**EXERCISE**
Each line of the data must be written out again verbatim; no image belongs in the copy.

━━━ EXTRACTED RECORDS

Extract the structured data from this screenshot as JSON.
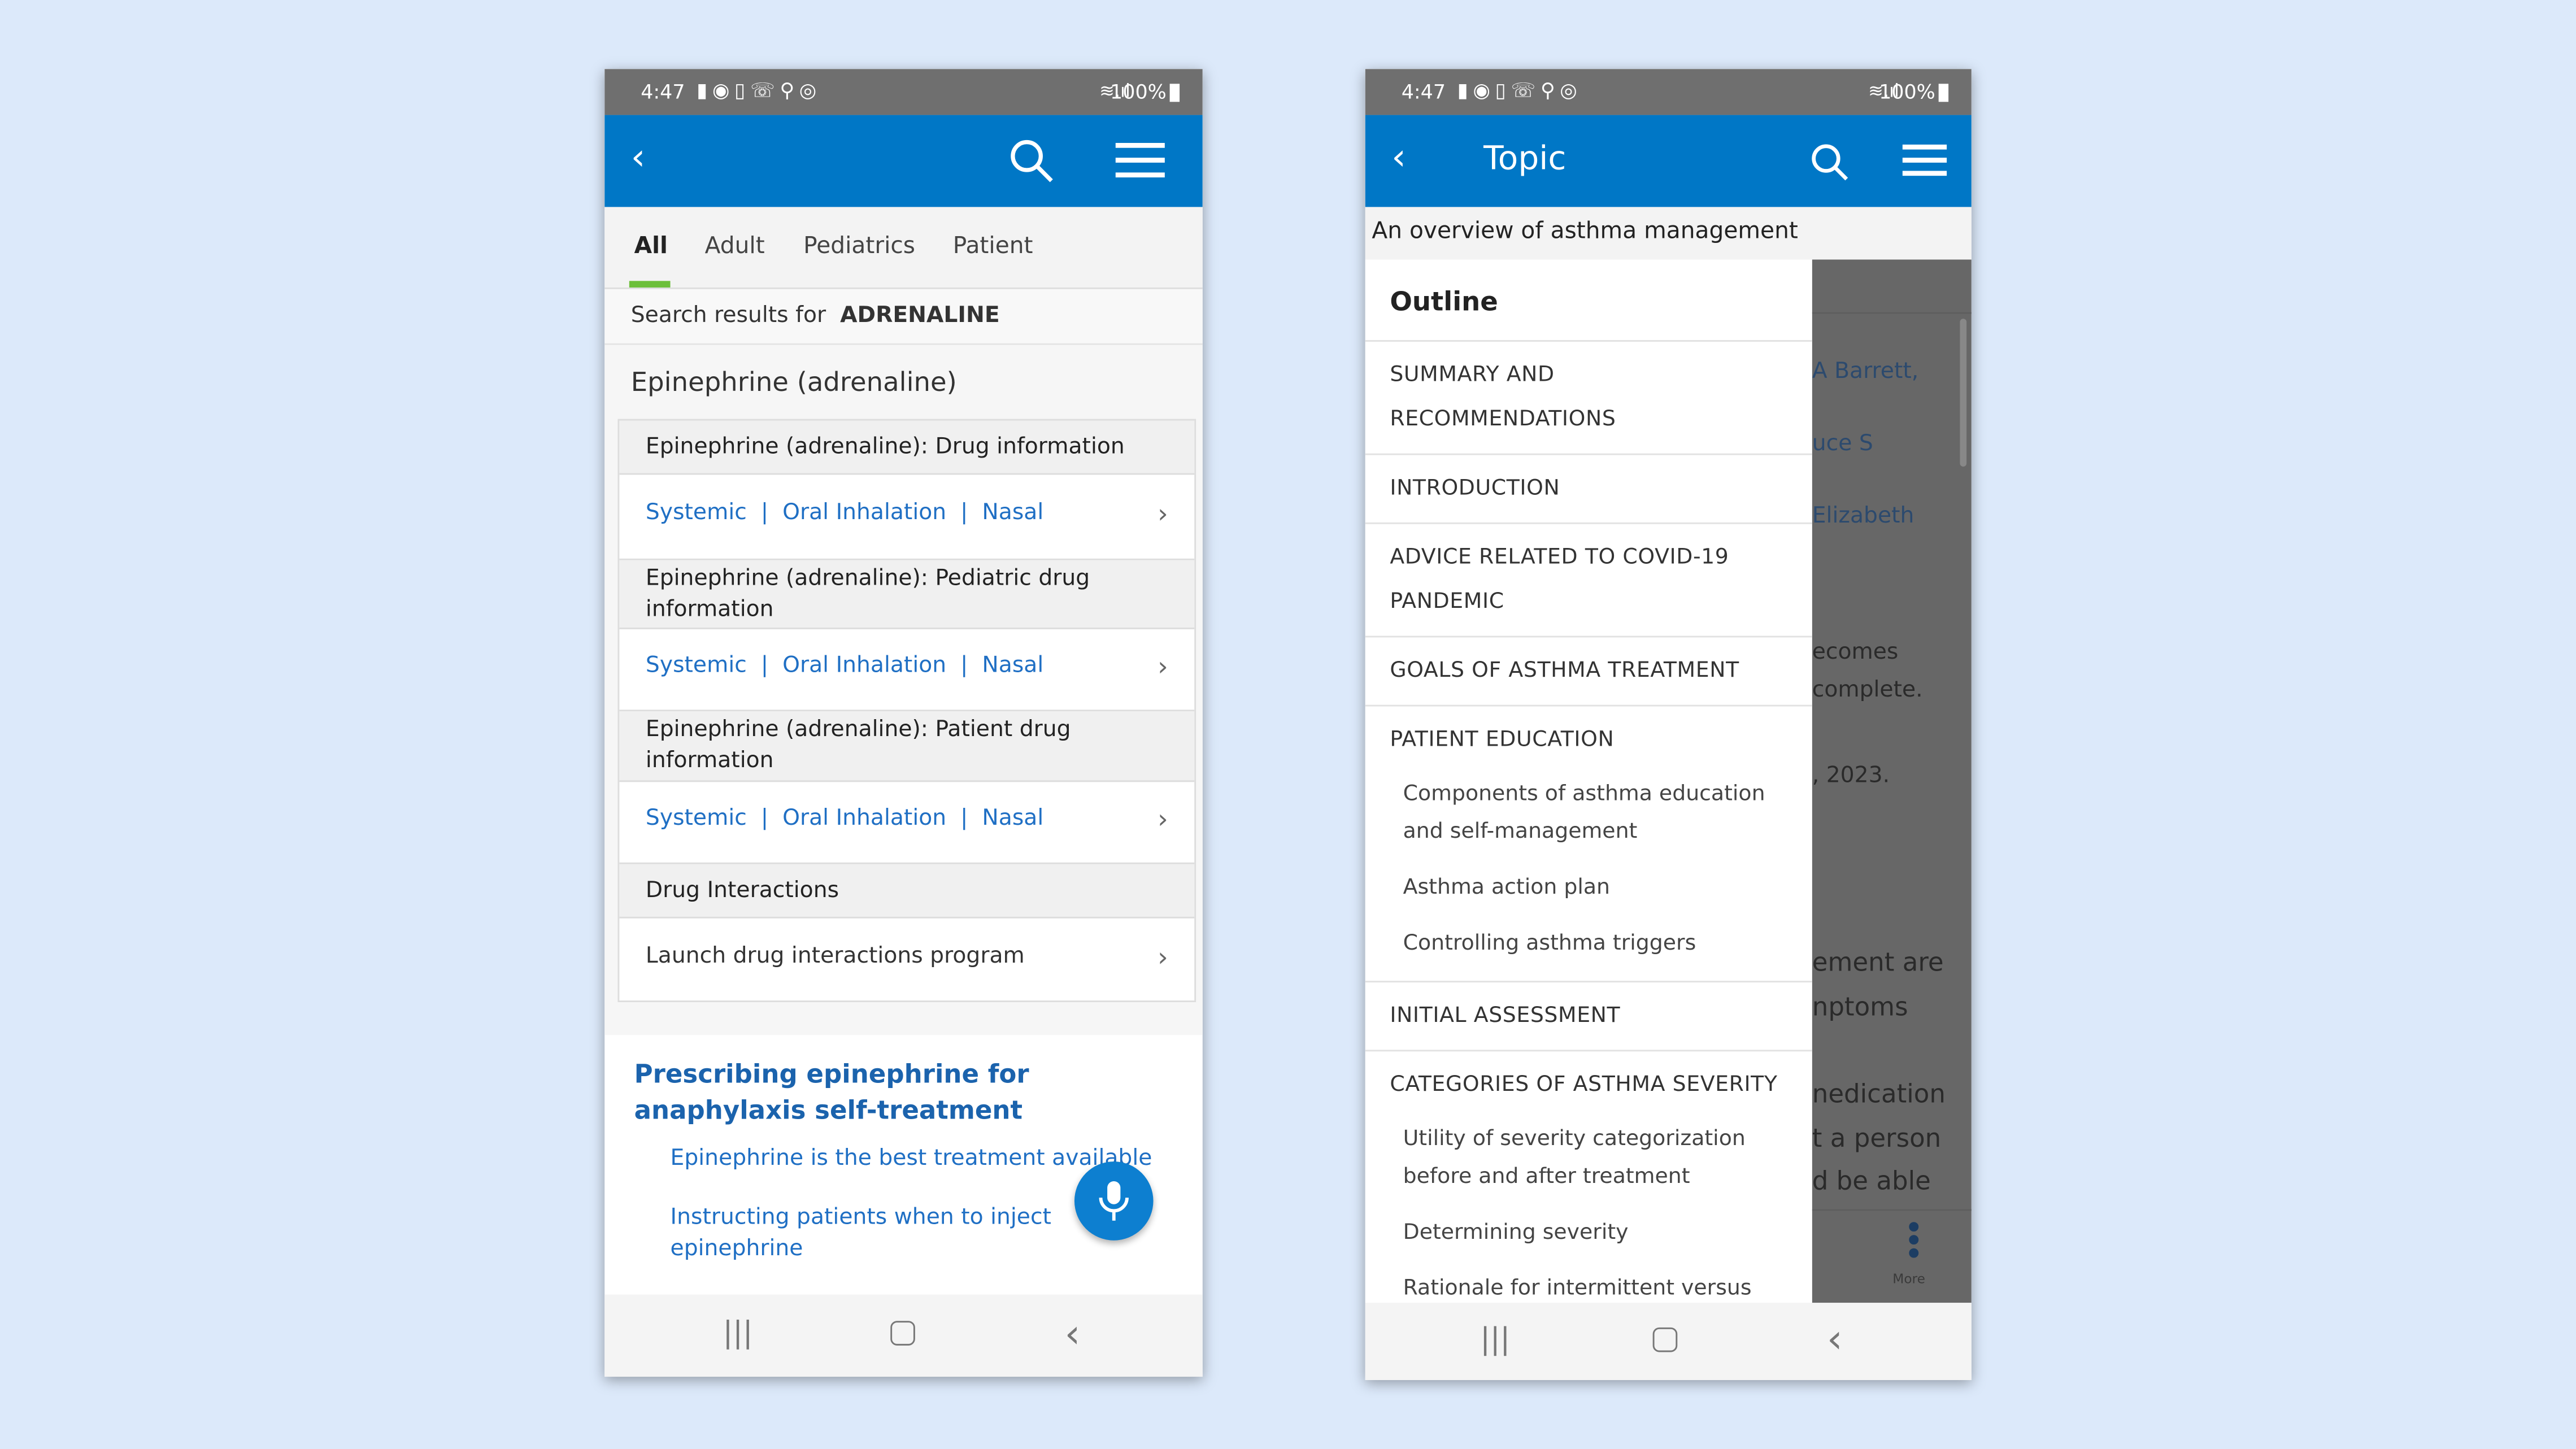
{
  "status": {
    "time": "4:47",
    "battery": "100%"
  },
  "left": {
    "tabs": [
      "All",
      "Adult",
      "Pediatrics",
      "Patient"
    ],
    "active_tab": "All",
    "accent": "#0077c6",
    "tab_indicator": "#6cbf3a",
    "search_label": "Search results for",
    "search_term": "ADRENALINE",
    "group_title": "Epinephrine (adrenaline)",
    "sections": [
      {
        "title": "Epinephrine (adrenaline): Drug information",
        "links": [
          "Systemic",
          "Oral Inhalation",
          "Nasal"
        ]
      },
      {
        "title": "Epinephrine (adrenaline): Pediatric drug information",
        "links": [
          "Systemic",
          "Oral Inhalation",
          "Nasal"
        ]
      },
      {
        "title": "Epinephrine (adrenaline): Patient drug information",
        "links": [
          "Systemic",
          "Oral Inhalation",
          "Nasal"
        ]
      }
    ],
    "interactions_title": "Drug Interactions",
    "interactions_link": "Launch drug interactions program",
    "separator": "|",
    "result_title": "Prescribing epinephrine for anaphylaxis self-treatment",
    "result_links": [
      "Epinephrine is the best treatment available",
      "Instructing patients when to inject epinephrine"
    ]
  },
  "right": {
    "title": "Topic",
    "subtitle": "An overview of asthma management",
    "outline_title": "Outline",
    "outline": [
      {
        "label": "SUMMARY AND RECOMMENDATIONS"
      },
      {
        "label": "INTRODUCTION"
      },
      {
        "label": "ADVICE RELATED TO COVID-19 PANDEMIC"
      },
      {
        "label": "GOALS OF ASTHMA TREATMENT"
      },
      {
        "label": "PATIENT EDUCATION",
        "children": [
          "Components of asthma education and self-management",
          "Asthma action plan",
          "Controlling asthma triggers"
        ]
      },
      {
        "label": "INITIAL ASSESSMENT"
      },
      {
        "label": "CATEGORIES OF ASTHMA SEVERITY",
        "children": [
          "Utility of severity categorization before and after treatment",
          "Determining severity",
          "Rationale for intermittent versus"
        ]
      }
    ],
    "background_text": [
      "A Barrett,",
      "uce S",
      "Elizabeth",
      "ecomes",
      "complete.",
      ", 2023.",
      "ement are",
      "nptoms",
      "nedication",
      "t a person",
      "d be able"
    ],
    "more_label": "More"
  }
}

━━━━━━

**OUTPUT FOR THIS TASK**
Extract the structured data from this screenshot as JSON.
{
  "status": {
    "time": "4:47",
    "battery": "100%"
  },
  "left": {
    "tabs": [
      "All",
      "Adult",
      "Pediatrics",
      "Patient"
    ],
    "active_tab": "All",
    "accent": "#0077c6",
    "tab_indicator": "#6cbf3a",
    "search_label": "Search results for",
    "search_term": "ADRENALINE",
    "group_title": "Epinephrine (adrenaline)",
    "sections": [
      {
        "title": "Epinephrine (adrenaline): Drug information",
        "links": [
          "Systemic",
          "Oral Inhalation",
          "Nasal"
        ]
      },
      {
        "title": "Epinephrine (adrenaline): Pediatric drug information",
        "links": [
          "Systemic",
          "Oral Inhalation",
          "Nasal"
        ]
      },
      {
        "title": "Epinephrine (adrenaline): Patient drug information",
        "links": [
          "Systemic",
          "Oral Inhalation",
          "Nasal"
        ]
      }
    ],
    "interactions_title": "Drug Interactions",
    "interactions_link": "Launch drug interactions program",
    "separator": "|",
    "result_title": "Prescribing epinephrine for anaphylaxis self-treatment",
    "result_links": [
      "Epinephrine is the best treatment available",
      "Instructing patients when to inject epinephrine"
    ]
  },
  "right": {
    "title": "Topic",
    "subtitle": "An overview of asthma management",
    "outline_title": "Outline",
    "outline": [
      {
        "label": "SUMMARY AND RECOMMENDATIONS"
      },
      {
        "label": "INTRODUCTION"
      },
      {
        "label": "ADVICE RELATED TO COVID-19 PANDEMIC"
      },
      {
        "label": "GOALS OF ASTHMA TREATMENT"
      },
      {
        "label": "PATIENT EDUCATION",
        "children": [
          "Components of asthma education and self-management",
          "Asthma action plan",
          "Controlling asthma triggers"
        ]
      },
      {
        "label": "INITIAL ASSESSMENT"
      },
      {
        "label": "CATEGORIES OF ASTHMA SEVERITY",
        "children": [
          "Utility of severity categorization before and after treatment",
          "Determining severity",
          "Rationale for intermittent versus"
        ]
      }
    ],
    "background_text": [
      "A Barrett,",
      "uce S",
      "Elizabeth",
      "ecomes",
      "complete.",
      ", 2023.",
      "ement are",
      "nptoms",
      "nedication",
      "t a person",
      "d be able"
    ],
    "more_label": "More"
  }
}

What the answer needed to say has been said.